There’s the natural beauty. Australia and Brazil have incredible beaches. The girl from Ipanema strolls along the sea-kissed sands south of Rio de Janeiro. Canada has the honeymoon capital of the world, Niagara Falls.
Australia is known as the land down under. For its part, Canada is the land frozen over. That may be a little harsh.
Australia has the outback. Check out a map of South America. Brazil is the hunchback. Three continents are represented in ABC.
Canada has the North Pole. Santa Claus is a Canadian and pays taxes in this country. So do his tiny little elves. His reindeer take off under Canadian air traffic control.
What about adding Chile to the grouping. After all, it is the world’s largest producer of copper. I’m not crazy about the name though. Canada is cold enough.

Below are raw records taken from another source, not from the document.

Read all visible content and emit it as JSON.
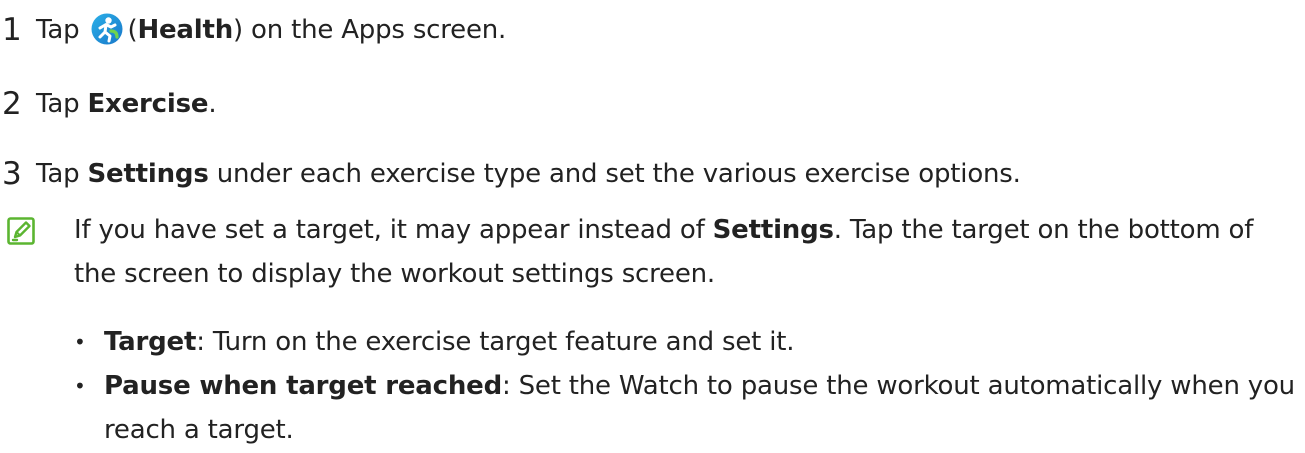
{
  "steps": [
    {
      "number": "1",
      "pre": "Tap ",
      "app_icon": "health-app-icon",
      "open_paren": "(",
      "bold": "Health",
      "post": ") on the Apps screen."
    },
    {
      "number": "2",
      "pre": "Tap ",
      "bold": "Exercise",
      "post": "."
    },
    {
      "number": "3",
      "pre": "Tap ",
      "bold": "Settings",
      "post": " under each exercise type and set the various exercise options."
    }
  ],
  "note": {
    "icon": "note-pencil-icon",
    "text_before": "If you have set a target, it may appear instead of ",
    "bold": "Settings",
    "text_after": ". Tap the target on the bottom of the screen to display the workout settings screen."
  },
  "bullets": [
    {
      "bold": "Target",
      "text": ": Turn on the exercise target feature and set it."
    },
    {
      "bold": "Pause when target reached",
      "text": ": Set the Watch to pause the workout automatically when you reach a target."
    }
  ],
  "colors": {
    "text": "#222222",
    "note_icon": "#5bb531",
    "health_icon_blue": "#1a9be0",
    "health_icon_green": "#53b848"
  }
}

Brazil is already part of an internationally recognized economic group, BRIC, comprised of Brazil, Russia, India and China. Why would the Cariocas want to join with the Aussies and the Canucks?
In Australia’s case, the two are similar in their exotic natures. Brazil has the Amazon River, verdant jungles, Bossa Novas and Sambas. Australia has kangaroos and wallabies, boomerangs and billabongs. It also offers the chance to dance with Matilda.
In Canada’s case, to learn English? Or French? Or a hundred other languages in the new national mosaic. Here’s another thought. A nation that once had a President with the nickname LULU seems to be a likely candidate to hook up with a country that has a currency referred to as the loonie.
But where does Canada sit on the exotic-o-meter? We’re kind of the regular bagel in the Tim Horton’s donut shop. We’re the bran to other nations’ fruit loops. Let me revise bran to corn flakes. At least that way, we have half a chance of being seen as flaky.
Come to think of it, Montréal’s Cirque du Soleil is a natural fit with Carnival de Rio. There are some definite potential synergies there.
I know, somebody is going to say that we’ve given the world hockey. Okay, then maybe another name for the three-nation grouping could be the “hat trick.” It’s a well-known gambit of conference organizers that one way to get staid delegates to loosen up is to have them wear silly hats.
Actually, I would prefer the ordering of ABC to be altered to CAB. First, because it would place Canada at the front. Second, because it lends itself so well to further demonyms.
CAB, if it is successful enough, could eventually come to form a common market with its own currency. And there’s where the CAB designation comes in so handy.
Such a common currency could be called the “taxi”. Or how about the “fare”, “ride”, “stand” or “hack”? Here’s my favourite, the “rogue”.
The population of CAB is presently about one quarter of a billion, with Brazil contributing 80% of the total. Maybe we should keep things real when it comes to the currency.
Sorry if I’m confusing you. You may think that I’ve adopted a street lingo affectation. No, it just so happens that the name of Brazil’s currency at this time is the “reale”. What a coincidence.
The blended exchange rate for CAB may be on steroids, but ”keeping it real” may have extra meaning for Brazil over the next several years. It is a legitimate theme for the athletes who will be competing at the 2016 Summer Olympics in Rio.
Let’s all head down there, and who needs much of an excuse, six years after Vancouver’s big sporting events – the 2010 Olympic and Paralympic Winter Games concluded.
“Three Cities with a Lot in Common: Calgary, Edmonton and Venice” is another story with a mischievous take on the economy.